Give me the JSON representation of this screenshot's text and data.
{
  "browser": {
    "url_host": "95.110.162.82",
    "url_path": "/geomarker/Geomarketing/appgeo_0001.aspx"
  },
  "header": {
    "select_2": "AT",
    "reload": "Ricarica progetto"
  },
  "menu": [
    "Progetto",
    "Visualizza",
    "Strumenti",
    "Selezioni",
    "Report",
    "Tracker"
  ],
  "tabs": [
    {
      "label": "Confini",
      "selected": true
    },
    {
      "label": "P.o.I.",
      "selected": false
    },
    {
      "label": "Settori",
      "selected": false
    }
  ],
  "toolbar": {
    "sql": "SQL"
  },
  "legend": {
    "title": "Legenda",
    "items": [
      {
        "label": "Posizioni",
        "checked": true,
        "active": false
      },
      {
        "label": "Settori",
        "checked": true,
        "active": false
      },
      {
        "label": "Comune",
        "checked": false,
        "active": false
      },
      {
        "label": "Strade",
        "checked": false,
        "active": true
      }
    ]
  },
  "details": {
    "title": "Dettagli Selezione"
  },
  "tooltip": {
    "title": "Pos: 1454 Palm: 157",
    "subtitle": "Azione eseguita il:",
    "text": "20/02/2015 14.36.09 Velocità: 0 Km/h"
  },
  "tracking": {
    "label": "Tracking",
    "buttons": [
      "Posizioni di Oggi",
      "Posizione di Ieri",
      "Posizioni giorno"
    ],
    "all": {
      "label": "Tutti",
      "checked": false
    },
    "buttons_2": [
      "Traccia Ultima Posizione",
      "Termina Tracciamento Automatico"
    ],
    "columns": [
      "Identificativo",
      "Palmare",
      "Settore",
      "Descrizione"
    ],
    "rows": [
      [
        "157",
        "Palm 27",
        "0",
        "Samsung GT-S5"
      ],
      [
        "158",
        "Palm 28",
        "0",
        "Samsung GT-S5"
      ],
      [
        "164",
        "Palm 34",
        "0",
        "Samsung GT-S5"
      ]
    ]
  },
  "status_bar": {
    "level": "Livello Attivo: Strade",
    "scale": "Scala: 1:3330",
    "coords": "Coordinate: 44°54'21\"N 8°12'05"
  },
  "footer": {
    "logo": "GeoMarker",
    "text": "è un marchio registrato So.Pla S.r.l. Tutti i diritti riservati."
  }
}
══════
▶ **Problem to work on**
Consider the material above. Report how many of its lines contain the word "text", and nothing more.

▶ **Task output**
3